Even after getting a firm cold shoulder from their boss Jeff Bezos, Amazon Employees are not giving up in their quest for climate change justice at the global company.
Sourced through Scoop.it from: www.businessinsider.com
This week over 8000 Amazon Employees have signed an open letter asking their company to take action in reducing it’s environmental impact.
It was hoped that they would be able to make their case directly to their boss, Jeff Bezos – CEO of Amazon. With the annual shareholder meeting taking place this Wednesday in Seattle there seemed like no better time to catch Bezos when everybody was watching!
However he was unavailable – at least not at the shareholder meeting on Wednesday.
Hew as present to answer question on stage in the afternoon and discuss the years business highlights. The climate change proposals were mentioned later on but when the employees who had penned it were given an opportunity to speak, Bezos was not even in the room!
It was Amazon employee Emily Cunningham who first stood up and introduced the proposals to other shareholders at the meeting. a
Emily was nervous with her first question asking simply – ‘where is Jeff Bezos?’
She had requested his presence so she could ‘speak with him directly’ however the event moderator could only respond by saying ‘he will be out later’.
It is safe to say an awkward silence then followed!
Emily asked if Bezos would would be able to hear about their concerns at some point? The moderator replied with ‘I assume so’.
This was an issue close to the heart of many Amazon Employees and it was were disappointing to them that they were unable to get the attention of their leader.
Taking to the Amazon Employees for climate justice twitter account they said ‘this is not the kind of leadership we need to tackle the climate crisis’. They want a clear path for the company to become carbon neutral with zero emissions.
Amazon is operating in an increasingly complex landscape with the $915 billion dollar global company having to deal with increasingly fierce criticism and scrutiny over its questionable business processes.
Aside from carbon emissions the use of heat sealer machines and conveyor belts in their distribution and fulfillment centers uses huge amounts of electricity – usually from coal fired power stations.
This is just the tip of the iceberg though.
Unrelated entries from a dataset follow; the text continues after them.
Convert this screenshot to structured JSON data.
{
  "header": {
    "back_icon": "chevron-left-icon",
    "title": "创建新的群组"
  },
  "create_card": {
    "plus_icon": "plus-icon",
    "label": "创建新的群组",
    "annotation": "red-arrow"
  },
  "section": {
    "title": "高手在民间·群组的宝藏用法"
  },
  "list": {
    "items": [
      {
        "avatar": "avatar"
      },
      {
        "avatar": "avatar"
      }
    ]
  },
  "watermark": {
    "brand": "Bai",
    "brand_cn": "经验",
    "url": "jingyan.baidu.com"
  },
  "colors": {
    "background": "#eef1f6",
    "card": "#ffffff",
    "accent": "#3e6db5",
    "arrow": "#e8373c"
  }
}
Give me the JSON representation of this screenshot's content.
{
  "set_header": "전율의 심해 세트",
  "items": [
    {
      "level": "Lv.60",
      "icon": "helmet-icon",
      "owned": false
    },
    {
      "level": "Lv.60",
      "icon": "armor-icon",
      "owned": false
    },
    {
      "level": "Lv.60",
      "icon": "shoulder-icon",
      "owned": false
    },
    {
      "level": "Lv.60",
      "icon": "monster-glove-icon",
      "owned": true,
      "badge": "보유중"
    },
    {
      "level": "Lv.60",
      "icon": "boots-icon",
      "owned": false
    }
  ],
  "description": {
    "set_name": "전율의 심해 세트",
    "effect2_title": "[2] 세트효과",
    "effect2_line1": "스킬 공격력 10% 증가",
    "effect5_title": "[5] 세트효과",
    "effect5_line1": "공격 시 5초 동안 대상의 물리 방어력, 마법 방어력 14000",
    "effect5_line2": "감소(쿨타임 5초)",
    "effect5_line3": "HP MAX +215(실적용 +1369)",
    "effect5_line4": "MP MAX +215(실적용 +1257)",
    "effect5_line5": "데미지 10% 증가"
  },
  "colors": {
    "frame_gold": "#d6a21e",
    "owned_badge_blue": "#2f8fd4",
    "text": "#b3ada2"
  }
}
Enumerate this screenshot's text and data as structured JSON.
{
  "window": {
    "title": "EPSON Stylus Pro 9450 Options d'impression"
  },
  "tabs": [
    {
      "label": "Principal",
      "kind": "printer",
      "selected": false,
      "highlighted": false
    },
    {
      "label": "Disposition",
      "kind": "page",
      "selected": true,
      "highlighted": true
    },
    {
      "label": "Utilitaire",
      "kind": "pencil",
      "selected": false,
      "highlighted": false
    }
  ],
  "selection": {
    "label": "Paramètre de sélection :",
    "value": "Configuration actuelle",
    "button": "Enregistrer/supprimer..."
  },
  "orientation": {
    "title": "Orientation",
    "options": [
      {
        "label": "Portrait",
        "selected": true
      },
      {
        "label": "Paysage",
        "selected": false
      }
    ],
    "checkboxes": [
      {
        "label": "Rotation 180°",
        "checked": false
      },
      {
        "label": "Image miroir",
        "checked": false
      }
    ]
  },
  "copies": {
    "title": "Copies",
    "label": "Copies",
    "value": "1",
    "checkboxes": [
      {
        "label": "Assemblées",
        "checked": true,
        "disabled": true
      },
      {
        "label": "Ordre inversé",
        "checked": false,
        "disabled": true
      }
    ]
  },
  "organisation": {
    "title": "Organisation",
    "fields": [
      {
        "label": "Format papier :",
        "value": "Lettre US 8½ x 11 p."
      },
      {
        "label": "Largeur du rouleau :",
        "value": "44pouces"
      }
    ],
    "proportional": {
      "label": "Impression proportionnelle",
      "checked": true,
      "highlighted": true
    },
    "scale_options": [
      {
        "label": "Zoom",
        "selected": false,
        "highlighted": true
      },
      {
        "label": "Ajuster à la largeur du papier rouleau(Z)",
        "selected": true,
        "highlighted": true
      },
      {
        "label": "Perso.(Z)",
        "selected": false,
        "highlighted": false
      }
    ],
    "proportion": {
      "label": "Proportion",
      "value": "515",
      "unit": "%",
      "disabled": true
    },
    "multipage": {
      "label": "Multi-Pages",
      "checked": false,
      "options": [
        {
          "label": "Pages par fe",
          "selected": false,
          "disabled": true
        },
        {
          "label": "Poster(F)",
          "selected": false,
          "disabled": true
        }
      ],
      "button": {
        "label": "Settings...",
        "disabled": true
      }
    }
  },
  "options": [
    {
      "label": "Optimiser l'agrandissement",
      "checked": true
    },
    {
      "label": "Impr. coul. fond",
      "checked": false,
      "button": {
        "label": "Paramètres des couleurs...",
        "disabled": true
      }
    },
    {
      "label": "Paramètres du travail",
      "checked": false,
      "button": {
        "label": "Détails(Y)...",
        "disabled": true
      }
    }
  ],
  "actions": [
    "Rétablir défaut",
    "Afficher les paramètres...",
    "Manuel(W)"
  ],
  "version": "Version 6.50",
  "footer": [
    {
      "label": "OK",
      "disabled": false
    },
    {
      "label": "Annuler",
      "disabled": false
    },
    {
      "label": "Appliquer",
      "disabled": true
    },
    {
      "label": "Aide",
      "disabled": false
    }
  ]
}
It is thought by most employees there that radical action is required to address the companies impact on the environment.
Will the Jeff Bexos and the Board listen though?